These are the Sennheiser Pro HD 280s, the headphones that are the most common in stock at the company I work for. They clamp around the head and provide great sound. And I hate them. I hate them because I always feel like my ears have been vacuumed sealed and somethings I imagine my eardrums coming out when I take the headphones off. I hate them, because after a couple hours in the studio, it feels like a vice and I end up propping one earpiece off and wearing just half the set; alternating ears every twenty minutes or so. The narrators don’t seem to mind wearing them though, which is just as well because they are closed-backs and the mic can’t pick up any feedback from them.
For myself, on the other side of the glass, I prefer a lighter-weight, open-backed headset and right now I’m pretty happy because I have a set in play in the studio I’m working in (I believe the set I’m working with right now might be the Sennheiser 650s.) The only thing is, is that they are far from noise canceling so I also hear the noise in the hall outside the studio as some Other People apparently feel the need to talk about their week-ends as if they were at an APAC Mixer in NYC Still I take the trade-off, because the frequency of noise distractions is less then the incidence of pain when I wear the HD 280s.
For many people, a pair of headphones is a pair of headphones; but if you have to work with them x number of hours a day, you need a pair that picks up all the sound and is comfortable. And regardless of your choice, you really do have to take breaks form listening. You know if you’ve been on the headphones too long of you start having headaches, if you starting getting a ringing in your ears or, when you take off your headset, you suffer from some auditory hallucinations…
True Story: In 2007 I had to work on proofing a book that was a crush. The company wanted the book fully proofed and slated by the next morning so I pulled an all-nighter. I did not take listening breaks. At somewhere around 4:00 the next morning, I took off the headsets and started typing up my notes. Except I was distracted. It sounded like my refrigerator was singing Dolly Parton. At four a.m. there really is no one that you can ask, “Can you hear that?’ so you pretty much resign yourself to the fact that your ears are toast or that “bad trip” you took in college is still manifesting itself or that your refrigerator is actually channeling Dolly Parton or that you’re insane. All bets are on, so not being able to resolve which one it was, I went back to filling out the proofing sheets, occasionally hearing Dolly wafting in and out. Sometimes I would walk over to the refrigerator and try to pick out the song; but always it was tantalizingly distant or would fade away. Finally, I finished up and had to drive down to the company to deliver the work. It was a morning of Golden Fog: the fog rolls in; but instead of being all white, it’s this incredible golden hue. Of course, you can’t see any better driving through it than in a white-out; but it does add a surreal touch to the day, especially when you’ve spent the most recent hours contemplating past indiscretions and The Grand Ole Opry and if, in fact you’ve died and you can’t tell whether you’re in heaven or hell. Anyway, I eventually dropped off the work, went home and crashed. I never did hear Dolly Parton again; but I did resolve to practice safe listening after that!

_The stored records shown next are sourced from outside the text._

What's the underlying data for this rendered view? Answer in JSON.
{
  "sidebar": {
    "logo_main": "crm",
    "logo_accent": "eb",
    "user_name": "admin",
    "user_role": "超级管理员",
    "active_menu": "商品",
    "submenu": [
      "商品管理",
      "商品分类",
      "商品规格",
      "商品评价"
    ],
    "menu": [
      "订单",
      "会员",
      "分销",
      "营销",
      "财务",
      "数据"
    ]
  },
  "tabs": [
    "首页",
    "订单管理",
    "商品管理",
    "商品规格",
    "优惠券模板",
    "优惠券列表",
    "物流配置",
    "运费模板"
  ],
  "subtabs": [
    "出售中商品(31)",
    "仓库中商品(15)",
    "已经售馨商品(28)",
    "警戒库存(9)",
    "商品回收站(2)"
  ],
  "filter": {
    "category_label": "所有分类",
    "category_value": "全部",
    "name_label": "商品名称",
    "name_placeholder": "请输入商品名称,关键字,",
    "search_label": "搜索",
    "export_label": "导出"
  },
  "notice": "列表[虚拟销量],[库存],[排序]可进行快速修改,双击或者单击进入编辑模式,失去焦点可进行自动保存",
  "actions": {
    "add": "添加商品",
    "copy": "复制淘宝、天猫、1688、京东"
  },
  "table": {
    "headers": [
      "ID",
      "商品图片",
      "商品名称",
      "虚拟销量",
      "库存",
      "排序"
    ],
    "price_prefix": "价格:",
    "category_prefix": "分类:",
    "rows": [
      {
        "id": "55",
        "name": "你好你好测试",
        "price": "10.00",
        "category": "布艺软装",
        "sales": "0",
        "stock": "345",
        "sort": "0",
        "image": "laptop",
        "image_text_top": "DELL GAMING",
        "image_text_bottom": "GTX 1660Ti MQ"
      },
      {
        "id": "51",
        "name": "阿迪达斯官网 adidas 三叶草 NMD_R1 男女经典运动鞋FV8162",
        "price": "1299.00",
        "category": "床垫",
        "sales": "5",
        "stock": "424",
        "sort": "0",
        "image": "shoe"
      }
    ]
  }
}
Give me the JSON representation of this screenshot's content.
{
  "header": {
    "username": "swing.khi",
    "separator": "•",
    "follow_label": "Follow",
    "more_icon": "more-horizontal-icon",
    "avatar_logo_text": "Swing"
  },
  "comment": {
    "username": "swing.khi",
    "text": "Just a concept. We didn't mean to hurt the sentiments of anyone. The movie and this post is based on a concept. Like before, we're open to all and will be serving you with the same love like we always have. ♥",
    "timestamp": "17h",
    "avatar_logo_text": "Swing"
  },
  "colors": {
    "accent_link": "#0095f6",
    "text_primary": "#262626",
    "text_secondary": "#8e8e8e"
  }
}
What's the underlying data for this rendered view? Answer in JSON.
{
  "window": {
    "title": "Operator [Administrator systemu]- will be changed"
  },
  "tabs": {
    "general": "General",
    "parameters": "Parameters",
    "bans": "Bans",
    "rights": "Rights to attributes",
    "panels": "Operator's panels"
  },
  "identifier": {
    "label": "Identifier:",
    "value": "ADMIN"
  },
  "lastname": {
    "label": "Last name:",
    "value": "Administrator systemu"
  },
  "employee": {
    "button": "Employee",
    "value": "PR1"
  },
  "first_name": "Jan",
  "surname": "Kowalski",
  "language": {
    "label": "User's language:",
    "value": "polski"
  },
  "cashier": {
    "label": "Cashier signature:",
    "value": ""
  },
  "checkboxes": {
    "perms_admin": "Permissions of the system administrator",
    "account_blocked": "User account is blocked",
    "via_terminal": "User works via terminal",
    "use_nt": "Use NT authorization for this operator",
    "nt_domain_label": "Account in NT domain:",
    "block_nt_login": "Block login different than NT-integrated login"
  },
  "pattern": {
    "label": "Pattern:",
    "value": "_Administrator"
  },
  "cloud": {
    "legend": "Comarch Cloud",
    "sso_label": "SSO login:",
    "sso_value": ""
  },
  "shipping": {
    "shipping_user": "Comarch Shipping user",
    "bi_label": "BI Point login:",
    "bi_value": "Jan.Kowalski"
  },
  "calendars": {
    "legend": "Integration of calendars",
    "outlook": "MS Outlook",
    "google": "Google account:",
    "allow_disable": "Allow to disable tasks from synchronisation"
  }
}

Everyone once in while, I’ll have to pull a double session which required longer stints on headphones and; one those days, after work, I always feel like my ears are blown out. It takes me awhile to decompress and often, I don’t want people even talking to me. Yeah, I’m a veritable ray of sunshine on those days!
There are studios that don’t use headsets for session work, preferring to use monitors; but it’s more difficult to pick up the finer noise anomalies (e.g. a stomach growling or a machine hum) in the wash of the sound as it travels over a wider area. It’s better to pick up and correct as many noise anomalies in the session before it it heads out to proofing and post. Correcting at source provides a better over all recording.
At home, I have a pair of Grado SR60s which I adore though I could probably stand for an upgrade as they’re pretty old and beat! In my husband’s studio, he wears AKG K271s which he doesn’t hesitate to extoll as the best and most comfortable headphones he has ever had.